AVAILABLE DATA.

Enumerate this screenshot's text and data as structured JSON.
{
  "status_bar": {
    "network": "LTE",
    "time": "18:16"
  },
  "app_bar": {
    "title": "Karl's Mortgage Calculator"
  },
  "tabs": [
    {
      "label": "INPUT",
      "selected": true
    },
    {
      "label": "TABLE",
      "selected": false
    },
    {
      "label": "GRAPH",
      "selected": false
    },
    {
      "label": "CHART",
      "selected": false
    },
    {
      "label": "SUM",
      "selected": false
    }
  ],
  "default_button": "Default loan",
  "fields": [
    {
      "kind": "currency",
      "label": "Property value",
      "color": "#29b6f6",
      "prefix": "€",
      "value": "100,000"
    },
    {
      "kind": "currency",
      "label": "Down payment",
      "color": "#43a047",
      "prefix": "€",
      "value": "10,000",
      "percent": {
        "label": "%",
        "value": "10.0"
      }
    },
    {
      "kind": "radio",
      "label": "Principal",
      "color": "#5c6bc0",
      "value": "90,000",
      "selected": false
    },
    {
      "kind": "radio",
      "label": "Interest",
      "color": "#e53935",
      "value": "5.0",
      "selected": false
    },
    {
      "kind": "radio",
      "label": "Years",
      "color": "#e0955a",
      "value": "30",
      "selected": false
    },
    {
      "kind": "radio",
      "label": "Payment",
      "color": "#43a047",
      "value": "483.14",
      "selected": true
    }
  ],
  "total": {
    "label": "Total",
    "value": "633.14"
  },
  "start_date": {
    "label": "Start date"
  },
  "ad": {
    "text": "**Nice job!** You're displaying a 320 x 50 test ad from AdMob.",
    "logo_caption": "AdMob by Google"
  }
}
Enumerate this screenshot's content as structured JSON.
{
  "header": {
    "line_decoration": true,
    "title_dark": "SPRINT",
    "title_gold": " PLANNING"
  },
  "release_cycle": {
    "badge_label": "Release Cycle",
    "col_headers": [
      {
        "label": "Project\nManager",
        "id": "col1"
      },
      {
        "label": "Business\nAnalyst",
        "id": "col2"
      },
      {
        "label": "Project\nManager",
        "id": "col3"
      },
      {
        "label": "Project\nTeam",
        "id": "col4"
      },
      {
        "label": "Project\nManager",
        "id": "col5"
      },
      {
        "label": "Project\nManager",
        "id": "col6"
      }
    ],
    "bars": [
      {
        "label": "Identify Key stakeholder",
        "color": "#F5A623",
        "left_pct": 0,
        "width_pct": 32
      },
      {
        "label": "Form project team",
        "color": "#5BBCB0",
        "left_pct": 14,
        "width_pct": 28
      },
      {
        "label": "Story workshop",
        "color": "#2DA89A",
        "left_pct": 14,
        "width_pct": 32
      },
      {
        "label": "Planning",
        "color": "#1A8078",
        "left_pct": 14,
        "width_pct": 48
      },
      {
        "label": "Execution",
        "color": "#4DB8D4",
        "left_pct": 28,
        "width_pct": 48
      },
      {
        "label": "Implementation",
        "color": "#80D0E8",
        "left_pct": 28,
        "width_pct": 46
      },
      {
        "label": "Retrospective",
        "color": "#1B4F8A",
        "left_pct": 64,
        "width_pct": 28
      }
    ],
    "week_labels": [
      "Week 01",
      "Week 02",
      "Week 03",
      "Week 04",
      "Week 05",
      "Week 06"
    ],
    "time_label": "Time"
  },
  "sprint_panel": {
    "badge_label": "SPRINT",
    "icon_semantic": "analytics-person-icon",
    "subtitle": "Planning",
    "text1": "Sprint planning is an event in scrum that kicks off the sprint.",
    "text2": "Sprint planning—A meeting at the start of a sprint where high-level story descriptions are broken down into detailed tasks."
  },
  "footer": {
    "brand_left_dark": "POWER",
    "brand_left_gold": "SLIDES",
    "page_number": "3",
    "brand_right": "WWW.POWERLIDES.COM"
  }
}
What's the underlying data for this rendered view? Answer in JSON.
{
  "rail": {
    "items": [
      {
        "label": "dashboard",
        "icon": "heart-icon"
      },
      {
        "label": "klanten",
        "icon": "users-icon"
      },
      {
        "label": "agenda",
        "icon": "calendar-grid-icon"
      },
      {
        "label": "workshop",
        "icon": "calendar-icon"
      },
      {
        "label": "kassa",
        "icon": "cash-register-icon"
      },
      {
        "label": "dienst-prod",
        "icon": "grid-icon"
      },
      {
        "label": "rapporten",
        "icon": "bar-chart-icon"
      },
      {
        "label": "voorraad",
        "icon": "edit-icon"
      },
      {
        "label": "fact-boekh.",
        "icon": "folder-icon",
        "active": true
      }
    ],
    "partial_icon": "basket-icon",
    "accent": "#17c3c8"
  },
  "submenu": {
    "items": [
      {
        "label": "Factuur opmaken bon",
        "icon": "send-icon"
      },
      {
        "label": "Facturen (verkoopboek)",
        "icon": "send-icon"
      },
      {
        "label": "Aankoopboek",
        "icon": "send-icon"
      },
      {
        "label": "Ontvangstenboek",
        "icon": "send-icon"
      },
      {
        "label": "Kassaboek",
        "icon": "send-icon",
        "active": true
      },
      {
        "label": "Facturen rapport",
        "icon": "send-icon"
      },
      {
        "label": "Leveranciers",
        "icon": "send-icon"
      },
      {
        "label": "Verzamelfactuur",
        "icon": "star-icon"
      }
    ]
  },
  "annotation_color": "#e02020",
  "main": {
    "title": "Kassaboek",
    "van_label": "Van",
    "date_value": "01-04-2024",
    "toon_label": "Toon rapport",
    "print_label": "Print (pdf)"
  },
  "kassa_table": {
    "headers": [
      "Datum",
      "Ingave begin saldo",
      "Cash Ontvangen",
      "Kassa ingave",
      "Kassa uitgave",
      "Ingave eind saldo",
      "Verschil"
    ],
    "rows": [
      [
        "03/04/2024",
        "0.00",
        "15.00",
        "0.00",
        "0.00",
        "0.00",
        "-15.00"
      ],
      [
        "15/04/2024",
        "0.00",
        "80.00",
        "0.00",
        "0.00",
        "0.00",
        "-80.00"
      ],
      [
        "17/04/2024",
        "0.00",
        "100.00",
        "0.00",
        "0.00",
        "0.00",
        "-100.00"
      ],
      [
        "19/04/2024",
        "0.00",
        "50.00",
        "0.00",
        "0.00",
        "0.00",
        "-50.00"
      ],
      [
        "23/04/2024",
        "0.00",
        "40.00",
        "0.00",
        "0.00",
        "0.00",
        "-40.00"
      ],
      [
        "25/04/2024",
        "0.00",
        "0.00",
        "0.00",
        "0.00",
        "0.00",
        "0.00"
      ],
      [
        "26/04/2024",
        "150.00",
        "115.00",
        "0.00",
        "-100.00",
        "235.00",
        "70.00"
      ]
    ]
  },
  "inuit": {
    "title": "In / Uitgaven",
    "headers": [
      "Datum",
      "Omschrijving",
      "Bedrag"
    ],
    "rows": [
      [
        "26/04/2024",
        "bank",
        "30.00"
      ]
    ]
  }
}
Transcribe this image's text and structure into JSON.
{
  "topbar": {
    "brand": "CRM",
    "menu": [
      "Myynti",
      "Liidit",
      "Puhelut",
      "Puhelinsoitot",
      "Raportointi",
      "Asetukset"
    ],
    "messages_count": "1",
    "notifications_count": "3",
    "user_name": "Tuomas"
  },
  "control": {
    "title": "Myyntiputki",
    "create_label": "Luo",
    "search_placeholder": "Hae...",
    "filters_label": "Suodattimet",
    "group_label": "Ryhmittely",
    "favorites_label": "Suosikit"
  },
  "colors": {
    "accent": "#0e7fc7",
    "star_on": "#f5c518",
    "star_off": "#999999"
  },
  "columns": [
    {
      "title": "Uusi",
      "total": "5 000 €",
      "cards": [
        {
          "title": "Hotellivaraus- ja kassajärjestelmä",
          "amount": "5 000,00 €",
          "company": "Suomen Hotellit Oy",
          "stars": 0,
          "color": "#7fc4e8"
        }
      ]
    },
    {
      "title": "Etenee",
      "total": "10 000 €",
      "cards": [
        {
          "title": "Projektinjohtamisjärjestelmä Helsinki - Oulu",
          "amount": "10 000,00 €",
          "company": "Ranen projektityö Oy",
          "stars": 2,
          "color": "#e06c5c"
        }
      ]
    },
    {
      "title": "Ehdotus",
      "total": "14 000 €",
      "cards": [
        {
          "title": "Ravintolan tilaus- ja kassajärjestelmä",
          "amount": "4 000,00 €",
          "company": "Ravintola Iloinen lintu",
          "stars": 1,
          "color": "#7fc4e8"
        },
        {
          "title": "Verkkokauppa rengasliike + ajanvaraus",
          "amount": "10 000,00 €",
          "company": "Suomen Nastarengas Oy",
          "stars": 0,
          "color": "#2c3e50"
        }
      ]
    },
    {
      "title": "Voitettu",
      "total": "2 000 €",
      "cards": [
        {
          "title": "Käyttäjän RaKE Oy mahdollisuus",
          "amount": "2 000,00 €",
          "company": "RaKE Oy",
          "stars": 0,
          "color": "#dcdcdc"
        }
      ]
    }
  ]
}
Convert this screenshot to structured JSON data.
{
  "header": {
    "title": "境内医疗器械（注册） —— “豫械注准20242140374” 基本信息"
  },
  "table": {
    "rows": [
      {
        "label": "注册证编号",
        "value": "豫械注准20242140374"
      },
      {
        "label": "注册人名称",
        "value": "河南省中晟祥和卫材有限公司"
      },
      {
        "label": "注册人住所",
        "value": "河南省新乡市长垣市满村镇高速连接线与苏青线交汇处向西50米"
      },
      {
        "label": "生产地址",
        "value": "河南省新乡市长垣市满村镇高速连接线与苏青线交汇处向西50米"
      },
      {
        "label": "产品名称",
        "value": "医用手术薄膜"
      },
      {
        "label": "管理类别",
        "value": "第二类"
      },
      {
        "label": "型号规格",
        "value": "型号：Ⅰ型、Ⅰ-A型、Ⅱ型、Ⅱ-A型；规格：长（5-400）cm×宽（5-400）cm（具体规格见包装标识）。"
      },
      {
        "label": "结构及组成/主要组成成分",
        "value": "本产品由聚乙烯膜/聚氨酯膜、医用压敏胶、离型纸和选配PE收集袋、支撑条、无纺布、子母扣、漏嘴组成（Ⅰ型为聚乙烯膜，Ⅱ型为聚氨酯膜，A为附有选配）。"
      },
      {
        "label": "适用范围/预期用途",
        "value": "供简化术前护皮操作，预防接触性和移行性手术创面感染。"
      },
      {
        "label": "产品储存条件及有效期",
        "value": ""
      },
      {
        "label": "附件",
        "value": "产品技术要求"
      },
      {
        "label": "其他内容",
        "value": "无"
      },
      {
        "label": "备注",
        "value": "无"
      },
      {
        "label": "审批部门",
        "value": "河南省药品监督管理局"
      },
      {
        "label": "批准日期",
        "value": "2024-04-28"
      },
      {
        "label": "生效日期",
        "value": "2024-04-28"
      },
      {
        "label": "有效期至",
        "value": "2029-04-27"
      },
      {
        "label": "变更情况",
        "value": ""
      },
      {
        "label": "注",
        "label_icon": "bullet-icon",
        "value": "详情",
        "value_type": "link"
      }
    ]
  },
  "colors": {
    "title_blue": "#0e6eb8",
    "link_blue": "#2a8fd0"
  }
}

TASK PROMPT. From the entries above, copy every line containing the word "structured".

TASK RESPONSE.
Enumerate this screenshot's text and data as structured JSON.
Enumerate this screenshot's content as structured JSON.
Convert this screenshot to structured JSON data.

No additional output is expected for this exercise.